I waited for the previous customer to complete her transaction. Her cart was already piled high with full sacks, ready to go. What was the hold-up? Was she trying to write a check? Was there a button she needed to push on the little Electronickal Keypad?

No. She was telling the cashier some long-winded anecdote by way of making conversation. I could gauge the cashier’s level of interest by the not-especially-subtle eye roll she threw at me as the woman yammered on, oblivious to the growing queue of impatient would-be food purchasers behind me.

Finally, she finished her blathering and headed for the exit, whereupon I said to the cashier, “Wow... she must’ve been vaccinated with a phonograph needle!”

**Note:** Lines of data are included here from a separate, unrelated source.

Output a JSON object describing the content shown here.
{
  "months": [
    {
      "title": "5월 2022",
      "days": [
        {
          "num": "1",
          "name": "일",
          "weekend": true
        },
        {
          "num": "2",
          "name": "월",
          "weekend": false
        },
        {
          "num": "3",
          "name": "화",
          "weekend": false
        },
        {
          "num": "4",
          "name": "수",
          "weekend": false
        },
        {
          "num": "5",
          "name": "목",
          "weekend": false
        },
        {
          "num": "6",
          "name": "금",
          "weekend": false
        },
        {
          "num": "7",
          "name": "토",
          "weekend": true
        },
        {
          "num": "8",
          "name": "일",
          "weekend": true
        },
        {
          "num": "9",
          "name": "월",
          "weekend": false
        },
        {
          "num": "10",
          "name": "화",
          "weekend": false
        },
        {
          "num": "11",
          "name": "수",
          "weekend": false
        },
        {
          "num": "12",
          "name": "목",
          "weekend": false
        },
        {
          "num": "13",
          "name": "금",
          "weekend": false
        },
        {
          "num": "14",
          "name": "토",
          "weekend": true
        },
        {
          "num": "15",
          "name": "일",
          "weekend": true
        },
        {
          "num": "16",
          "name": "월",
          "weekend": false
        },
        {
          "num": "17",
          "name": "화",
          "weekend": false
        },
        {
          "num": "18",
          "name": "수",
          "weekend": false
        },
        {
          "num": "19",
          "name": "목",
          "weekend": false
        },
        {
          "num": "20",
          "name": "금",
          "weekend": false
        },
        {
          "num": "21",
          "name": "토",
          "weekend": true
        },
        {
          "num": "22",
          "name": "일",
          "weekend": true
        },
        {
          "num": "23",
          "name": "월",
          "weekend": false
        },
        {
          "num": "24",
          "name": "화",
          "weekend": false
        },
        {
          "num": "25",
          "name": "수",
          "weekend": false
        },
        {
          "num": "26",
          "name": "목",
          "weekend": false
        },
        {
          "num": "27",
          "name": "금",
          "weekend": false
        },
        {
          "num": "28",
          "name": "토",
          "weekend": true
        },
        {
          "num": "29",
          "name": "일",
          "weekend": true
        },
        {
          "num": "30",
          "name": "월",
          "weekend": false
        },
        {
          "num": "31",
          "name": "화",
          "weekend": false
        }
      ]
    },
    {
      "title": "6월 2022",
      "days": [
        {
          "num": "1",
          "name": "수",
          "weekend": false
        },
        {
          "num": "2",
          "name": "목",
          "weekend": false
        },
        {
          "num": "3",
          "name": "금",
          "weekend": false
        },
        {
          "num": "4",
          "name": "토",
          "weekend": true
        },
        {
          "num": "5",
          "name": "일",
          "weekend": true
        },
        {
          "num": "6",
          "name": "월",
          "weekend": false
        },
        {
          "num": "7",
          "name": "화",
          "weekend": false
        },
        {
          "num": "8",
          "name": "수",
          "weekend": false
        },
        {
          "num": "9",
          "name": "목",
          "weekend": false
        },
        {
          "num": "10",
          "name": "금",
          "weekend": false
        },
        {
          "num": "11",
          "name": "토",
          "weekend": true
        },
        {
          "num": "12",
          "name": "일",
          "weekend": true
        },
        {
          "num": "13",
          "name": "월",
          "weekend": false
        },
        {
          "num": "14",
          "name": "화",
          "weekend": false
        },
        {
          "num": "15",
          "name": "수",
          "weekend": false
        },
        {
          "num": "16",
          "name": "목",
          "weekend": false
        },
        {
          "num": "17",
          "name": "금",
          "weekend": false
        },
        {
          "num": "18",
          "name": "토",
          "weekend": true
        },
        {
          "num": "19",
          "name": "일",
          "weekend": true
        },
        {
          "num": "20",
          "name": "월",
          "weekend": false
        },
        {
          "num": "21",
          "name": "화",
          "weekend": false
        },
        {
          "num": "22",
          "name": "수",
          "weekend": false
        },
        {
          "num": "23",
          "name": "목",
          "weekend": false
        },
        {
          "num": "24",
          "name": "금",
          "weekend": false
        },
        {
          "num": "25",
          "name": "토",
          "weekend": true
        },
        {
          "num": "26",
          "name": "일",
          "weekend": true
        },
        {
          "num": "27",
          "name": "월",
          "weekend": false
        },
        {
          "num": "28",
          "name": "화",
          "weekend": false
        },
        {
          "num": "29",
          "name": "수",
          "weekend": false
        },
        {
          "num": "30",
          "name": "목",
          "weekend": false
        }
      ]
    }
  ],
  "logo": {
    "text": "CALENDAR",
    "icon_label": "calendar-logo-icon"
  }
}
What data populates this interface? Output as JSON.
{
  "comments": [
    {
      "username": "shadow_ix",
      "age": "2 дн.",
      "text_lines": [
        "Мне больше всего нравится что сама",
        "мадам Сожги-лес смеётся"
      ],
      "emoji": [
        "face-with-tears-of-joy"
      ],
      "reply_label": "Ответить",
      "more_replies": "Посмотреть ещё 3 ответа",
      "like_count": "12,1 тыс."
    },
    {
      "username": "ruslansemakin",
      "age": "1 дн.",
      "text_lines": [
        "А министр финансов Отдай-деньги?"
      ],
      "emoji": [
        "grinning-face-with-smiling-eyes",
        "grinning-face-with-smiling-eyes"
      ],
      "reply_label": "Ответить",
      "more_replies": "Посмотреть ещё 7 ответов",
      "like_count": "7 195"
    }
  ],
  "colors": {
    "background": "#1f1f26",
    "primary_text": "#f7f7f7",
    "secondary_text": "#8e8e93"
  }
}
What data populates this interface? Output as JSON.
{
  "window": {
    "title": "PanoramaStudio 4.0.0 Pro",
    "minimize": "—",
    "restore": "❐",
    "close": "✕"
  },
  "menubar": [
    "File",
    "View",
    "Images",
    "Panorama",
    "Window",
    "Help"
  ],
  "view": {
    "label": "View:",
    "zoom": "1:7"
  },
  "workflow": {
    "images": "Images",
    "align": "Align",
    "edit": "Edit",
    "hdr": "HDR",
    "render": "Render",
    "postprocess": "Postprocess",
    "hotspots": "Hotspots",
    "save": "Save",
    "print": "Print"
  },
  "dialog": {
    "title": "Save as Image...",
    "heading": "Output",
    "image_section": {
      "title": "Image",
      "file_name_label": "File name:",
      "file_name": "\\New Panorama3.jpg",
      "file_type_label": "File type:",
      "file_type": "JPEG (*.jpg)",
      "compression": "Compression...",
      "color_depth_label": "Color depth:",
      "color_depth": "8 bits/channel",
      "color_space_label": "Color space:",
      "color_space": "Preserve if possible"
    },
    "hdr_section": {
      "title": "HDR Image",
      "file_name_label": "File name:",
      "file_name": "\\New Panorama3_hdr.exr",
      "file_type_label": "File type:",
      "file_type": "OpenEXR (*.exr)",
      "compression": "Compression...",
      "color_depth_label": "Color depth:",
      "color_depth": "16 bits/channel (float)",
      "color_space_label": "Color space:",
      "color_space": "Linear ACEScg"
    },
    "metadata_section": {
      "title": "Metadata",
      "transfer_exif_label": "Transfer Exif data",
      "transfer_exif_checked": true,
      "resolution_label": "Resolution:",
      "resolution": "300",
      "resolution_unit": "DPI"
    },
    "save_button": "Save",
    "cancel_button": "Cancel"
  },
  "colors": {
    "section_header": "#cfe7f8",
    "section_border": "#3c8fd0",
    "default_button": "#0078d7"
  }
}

The cashier was old enough to get the joke; she chuckled and flashed a grin. But it suddenly dawned on me that most people living in these digital days will not understand the quip - which comes, incidentally, from the Marx Brothers movie Duck Soup - because they have no idea what a phonograph needle is.

Good Gawd, I am getting old.


Cheeses at Di Bruno
A selection of cheeses at Di Bruno, an upscale Philadelphia grocery.

This is the time of year to remember to keep the Christ in Christmas. (Not that I have a dog in this particular hunt, but I’m always happy to contribute my two cents’ worth.)

On our side of the religious divide, the Elisson clan puts the Chan in Chanukah by having Chinese food along with our potato latkes... a tradition dating back twenty-seven years, and one that we observe in memory of my late mother.

And since this place is Lost in the Cheese Aisle, it’s a good idea to keep the Cheese in the Cheese Aisle. This I offer you in lieu of the expected (and overdone) seasonal riff on the “Cheeses of Nazareth.” (Oops.)

The photo above was taken in Philadelphia at the Di Bruno grocery near Rittenhouse Square. I could have spent hours getting lost in that particular cheese aisle. Fortunately for me, Dee and Elder Daughter were there to rescue me from mine own cheesy impulses.

Wednesday, December 10, 2014


Yet more crap that should be in the dictionary but isn’t.

Long-time readers of my previous site may recall the Blog d’Elisson Dictionary, installments of which may be found in that site’s Archives. For other entries in the Cheese Aisle Dictionary, simply click on the sidebar link for Cheese-Dic.

And now, the Coinage of the Day:

eggjaculation [eg-jak-yu-lei-shun] (n) - The sudden, forceful expulsion of yolk from a poached egg when punctured by the tines of a fork.

“Damn! Every time I have eggs Benedict, I get yellow gook all over my pants... I can’t ever seem to eat ’em without having them eggjaculate all over me. They oughta call that dish ‘eggs Benedict Arnold’!”